In addition to providing feedback during an upcoming open house, you can take our survey to help us better understand what service you value in your community.

Based on feedback received during these open-houses, Metro will develop a preferred concept available for public review this fall.

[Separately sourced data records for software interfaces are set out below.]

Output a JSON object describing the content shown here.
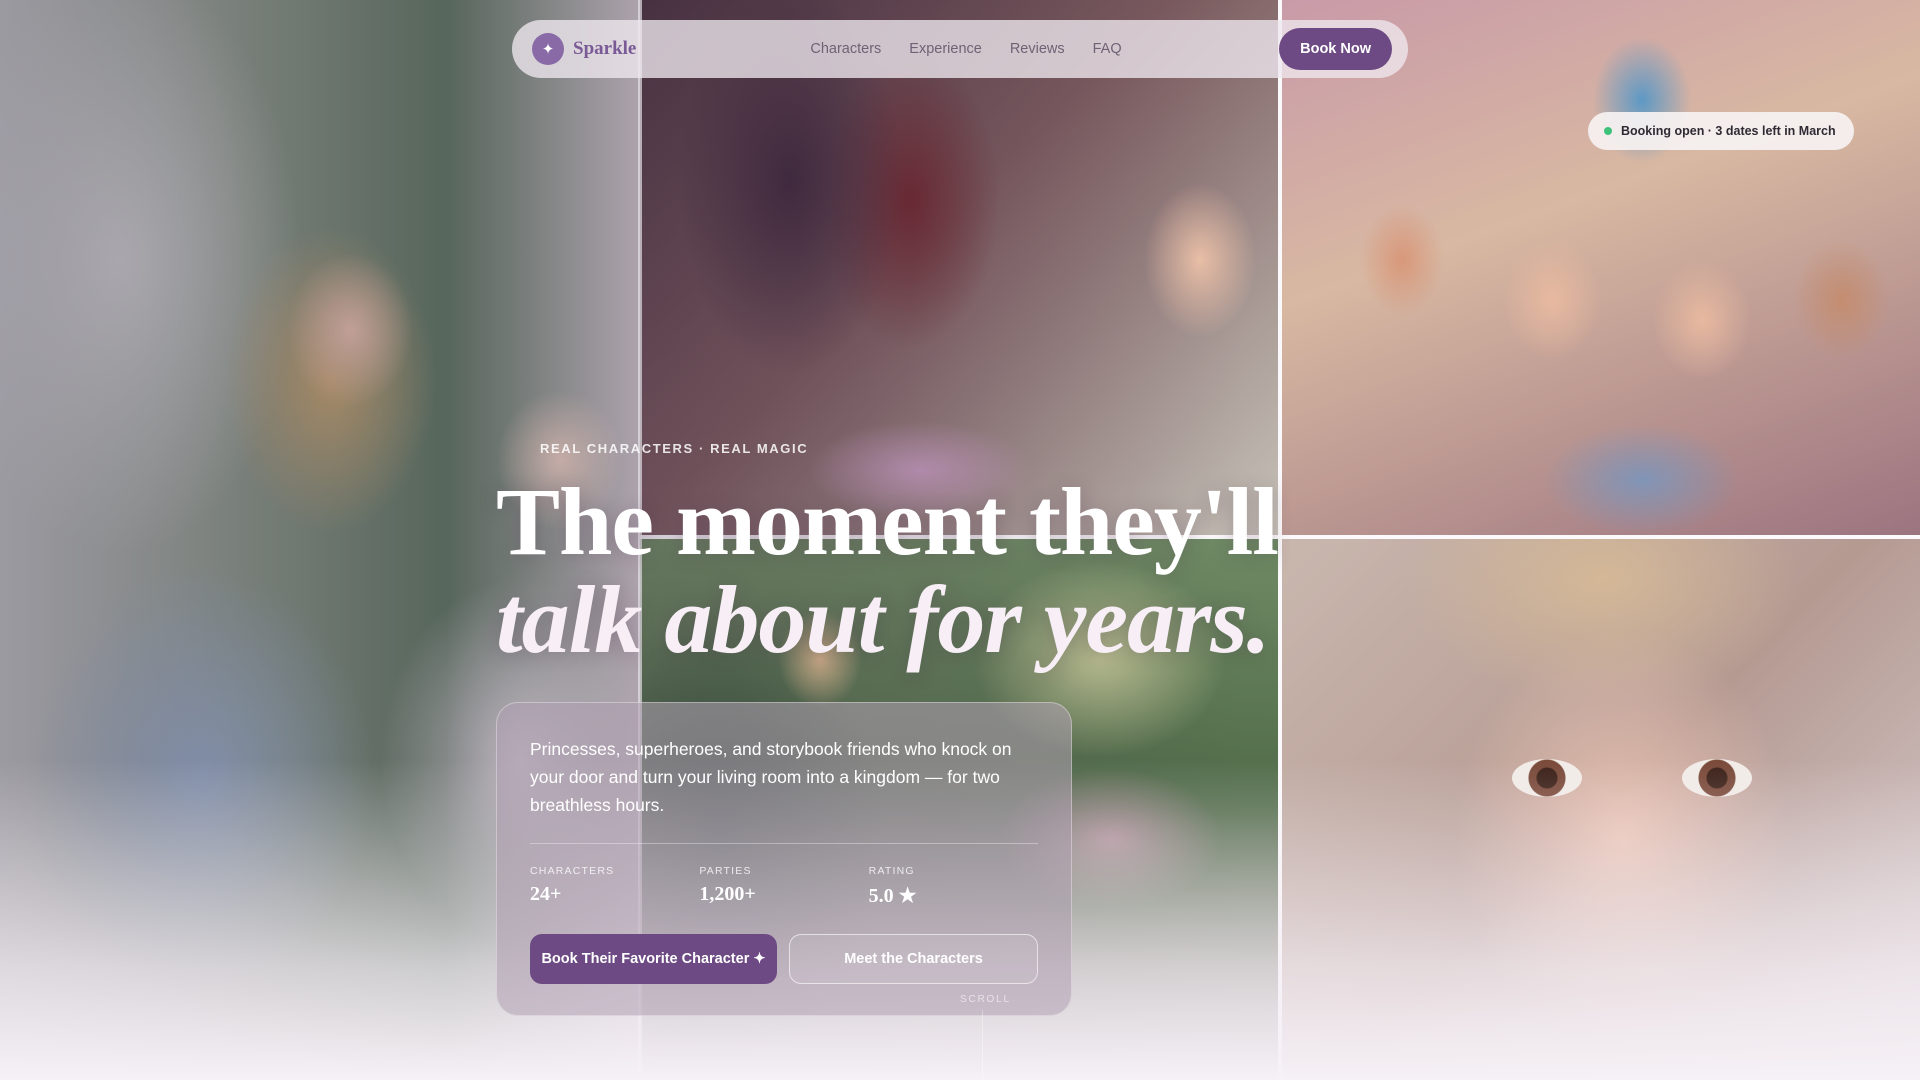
{
  "nav": {
    "brand_mark": "✦",
    "brand_name": "Sparkle",
    "links": [
      "Characters",
      "Experience",
      "Reviews",
      "FAQ"
    ],
    "cta_label": "Book Now"
  },
  "badge": {
    "text": "Booking open · 3 dates left in March",
    "status_color": "#3ec27a"
  },
  "hero": {
    "eyebrow": "REAL CHARACTERS · REAL MAGIC",
    "headline_line1": "The moment they'll",
    "headline_line2": "talk about for years.",
    "description": "Princesses, superheroes, and storybook friends who knock on your door and turn your living room into a kingdom — for two breathless hours.",
    "stats": [
      {
        "label": "CHARACTERS",
        "value": "24+"
      },
      {
        "label": "PARTIES",
        "value": "1,200+"
      },
      {
        "label": "RATING",
        "value": "5.0 ★"
      }
    ],
    "primary_cta": "Book Their Favorite Character ✦",
    "secondary_cta": "Meet the Characters",
    "scroll_label": "SCROLL"
  },
  "colors": {
    "accent": "#6d4a83",
    "brand_text": "#7a5a96"
  }
}
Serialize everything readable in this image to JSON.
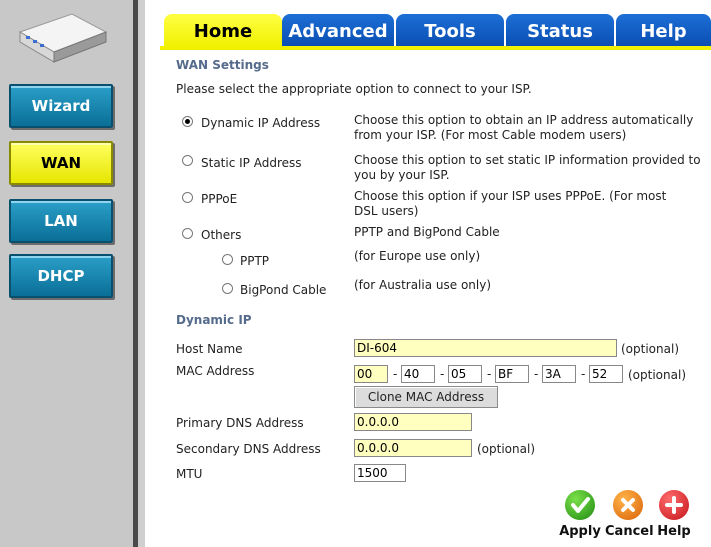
{
  "sidebar": {
    "buttons": [
      {
        "label": "Wizard"
      },
      {
        "label": "WAN"
      },
      {
        "label": "LAN"
      },
      {
        "label": "DHCP"
      }
    ]
  },
  "tabs": [
    {
      "label": "Home"
    },
    {
      "label": "Advanced"
    },
    {
      "label": "Tools"
    },
    {
      "label": "Status"
    },
    {
      "label": "Help"
    }
  ],
  "wan": {
    "title": "WAN Settings",
    "intro": "Please select the appropriate option to connect to your ISP.",
    "options": [
      {
        "label": "Dynamic IP Address",
        "desc1": "Choose this option to obtain an IP address automatically",
        "desc2": "from your ISP. (For most Cable modem users)"
      },
      {
        "label": "Static IP Address",
        "desc1": "Choose this option to set static IP information provided to",
        "desc2": "you by your ISP."
      },
      {
        "label": "PPPoE",
        "desc1": "Choose this option if your ISP uses PPPoE. (For most",
        "desc2": "DSL users)"
      },
      {
        "label": "Others",
        "desc1": "PPTP and BigPond Cable"
      }
    ],
    "sub_options": [
      {
        "label": "PPTP",
        "desc": "(for Europe use only)"
      },
      {
        "label": "BigPond Cable",
        "desc": "(for Australia use only)"
      }
    ],
    "selected": "Dynamic IP Address"
  },
  "dynamic": {
    "title": "Dynamic IP",
    "host_label": "Host Name",
    "host_value": "DI-604",
    "optional": "(optional)",
    "mac_label": "MAC Address",
    "mac": [
      "00",
      "40",
      "05",
      "BF",
      "3A",
      "52"
    ],
    "mac_sep": "-",
    "clone_label": "Clone MAC Address",
    "dns1_label": "Primary DNS Address",
    "dns1_value": "0.0.0.0",
    "dns2_label": "Secondary DNS Address",
    "dns2_value": "0.0.0.0",
    "mtu_label": "MTU",
    "mtu_value": "1500"
  },
  "actions": {
    "apply": "Apply",
    "cancel": "Cancel",
    "help": "Help"
  },
  "colors": {
    "tab_active": "#f0f000",
    "tab_inactive": "#0a4cb0",
    "nav_button": "#0a6f97",
    "field_bg": "#ffffc0"
  }
}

The public will have yet another opportunity to review Metro’s proposed plan in early 2016 before being submitted to the King County Council for action in mid to late 2016.